Updated: Feb 25
One of the best activities to do in Sydney, is also one of the cheapest. In fact, it’s absolutely free!
A short walk from Circular Quay will take you towards the steps that lead to the Sydney Harbour Bridge. For a small amount of effort, you will be transported to another world, far above the city.
The views of the harbour are breathtaking and the sense of achievement will stay with you for many years. From the pathway, you’ll be able to pick out many attractions including the Sydney Opera House, Circular Quay and the million dollar waterfront suburbs.
I recently ventured across the bridge, but instead of walking, tried cycling instead.
Either way, make sure you bring your camera and be prepared for the amazing photo opportunities!
Of course, there are the adventurous types that climb to the very top. I’ve done this myself and can vouch for the thrill of standing 134 metres above the water. But the climb is costly and for some, a little too daunting. (It’s actually not that scary and is very safe).
The bridge also has a public cycleway, which I decided to try out on a recent trip to Sydney with my family. After hiring bikes from a shop in The Rocks, we followed our noses and headed to the waterfront.
The following excerpt from my travel book captures the moment that my family arrive at Circular Quay. Its mid-summer and despite the early start, the mercury is rising fast. My wife had previously lived in Sydney, but hadn’t been back for nearly 30 years. Now she was returning, this time with her husband and 2 children.

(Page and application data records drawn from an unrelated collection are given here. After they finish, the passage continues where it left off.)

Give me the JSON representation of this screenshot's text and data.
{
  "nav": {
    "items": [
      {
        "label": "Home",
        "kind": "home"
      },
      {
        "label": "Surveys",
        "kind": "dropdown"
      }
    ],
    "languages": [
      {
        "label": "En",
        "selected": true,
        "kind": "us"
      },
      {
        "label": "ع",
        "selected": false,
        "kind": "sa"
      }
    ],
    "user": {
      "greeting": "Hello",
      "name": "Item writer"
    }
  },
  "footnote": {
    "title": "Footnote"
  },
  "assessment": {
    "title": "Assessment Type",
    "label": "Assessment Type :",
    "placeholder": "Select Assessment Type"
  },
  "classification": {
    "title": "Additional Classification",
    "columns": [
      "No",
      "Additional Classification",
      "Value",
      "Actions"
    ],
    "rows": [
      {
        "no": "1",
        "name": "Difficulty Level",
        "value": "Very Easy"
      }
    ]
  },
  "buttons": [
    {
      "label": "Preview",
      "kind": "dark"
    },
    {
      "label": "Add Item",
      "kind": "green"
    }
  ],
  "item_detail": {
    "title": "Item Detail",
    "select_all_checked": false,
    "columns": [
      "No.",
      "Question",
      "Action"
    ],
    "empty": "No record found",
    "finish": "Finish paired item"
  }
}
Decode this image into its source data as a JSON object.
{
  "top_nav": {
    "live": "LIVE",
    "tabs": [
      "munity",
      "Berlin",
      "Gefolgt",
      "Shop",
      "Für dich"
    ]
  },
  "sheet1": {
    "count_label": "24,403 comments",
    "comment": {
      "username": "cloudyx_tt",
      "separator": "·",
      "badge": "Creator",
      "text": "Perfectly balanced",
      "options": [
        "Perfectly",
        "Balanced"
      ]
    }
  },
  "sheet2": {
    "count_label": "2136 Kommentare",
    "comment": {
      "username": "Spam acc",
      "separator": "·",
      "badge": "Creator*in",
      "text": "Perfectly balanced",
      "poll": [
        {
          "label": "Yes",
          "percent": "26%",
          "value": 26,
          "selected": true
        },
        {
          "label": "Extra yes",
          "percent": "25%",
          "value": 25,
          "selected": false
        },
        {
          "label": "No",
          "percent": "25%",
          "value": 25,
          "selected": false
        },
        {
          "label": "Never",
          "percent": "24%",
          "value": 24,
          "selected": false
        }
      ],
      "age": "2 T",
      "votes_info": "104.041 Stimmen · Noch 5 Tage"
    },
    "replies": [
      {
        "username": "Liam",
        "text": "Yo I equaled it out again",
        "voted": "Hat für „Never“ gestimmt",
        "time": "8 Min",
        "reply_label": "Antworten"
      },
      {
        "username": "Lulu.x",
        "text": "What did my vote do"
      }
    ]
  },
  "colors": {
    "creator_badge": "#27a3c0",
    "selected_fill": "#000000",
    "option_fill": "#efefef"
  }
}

While Fran and the boys adjusted their helmets and saddles I studied the complimentary map and tourist pamphlet in order to find a few key facts that might impress them on the way. A quick scan revealed that when first opened, the cost to cross over Sydney Harbour Bridge by horse and cart was three pence. A lot has changed since then. English currency is no longer used and horses have since been banned. After numerous upgrades and engineering changes the bridge now has eight vehicle lanes, a designated cycle path, a walkway and two train lines!
We waved goodbye to the owner, freewheeled down the alleyway, crossed a single road and found ourselves alongside a cruise ship, its glossy paintwork gleaming bright in the mid-morning sunshine.
An orderly queue of passengers stood alongside the jetty, protected by the drop into the water by a sturdy mesh fence. The ship they were waiting to board was the largest I’d ever seen and for a few moments we stopped alongside to stare up at the numerous decks, each with row upon row of identical portholes. Apart from two seaman, dressed in white, and standing alongside the wharf, there were no other crew members in sight.
After passing the ship, I called for a stop to study the map, but Fran continued cycling, urging us all to follow. ‘There it is. Look, there’s Sydney Opera House. Boys, can you see it? Ali, have you got your camera please?’
Then she pointed to her left and called out, ‘I’d forgotten how close the bridge is as well. Oh how amazing!’
Sometime later, with the sun rising fast, we coaxed Fran away from the viewpoint and followed the recommended route on the map towards the base of the bridge. After carrying the bikes up a series of steps, we emerged onto a designated bike path, and very soon were riding alongside the arch based trusses that have led to the bridge being known affectionately by the locals as the “Coat hanger.”
With little shade to protect us the boys sped ahead, prompting Fran to call them back, but her words were snatched away by the noise from passing traffic. Instead, she rode alongside me, smiling widely while trying to absorb the sights and sounds. With the wind in our faces, we dropped through the gears and rode across the wide expanse of water towards the affluent suburb of Kirribilli.
We stopped once, to study the waterway and to stare into the mouth of the giant animated face that forms the entrance to Luna Park, the riverside fair that’s been on the same site since 1935. During this period, it’s been through its own rollercoaster ride with numerous stops and starts along the way, including a ghost train fire in 1979 that ended in the tragic death of seven people. The instability continued throughout the following decades, despite extensive developments taking place. Thankfully, since 2004, it has remained open and due to its iconic location, retro styling and choice of modern and traditional rides, is still a major attraction for locals and visitors alike.
The boys were waiting on the far side, and together we carried the bikes down a wide set of steps. After walking under the bridge we came to a roadside, lined with bars, cafes and shops. We’d been cycling for about thirty minutes and according to the map, had ridden about ten per cent of our planned route. Seby pointed to a nearby delicatessen and asked, ‘Dad, can I have an ice cream please? I’m really hot!’
I hope you enjoyed the short excerpt. You’ll be glad to know that Seby did get an ice cream. But not for some time later, after he’d cycled back across the bridge!
Sydney has so many attractions that at times it can feel overwhelming to fit them all in.
I’ve always enjoyed finding secret spots or places where the locals hang out and will keep searching Australia for these type of locations.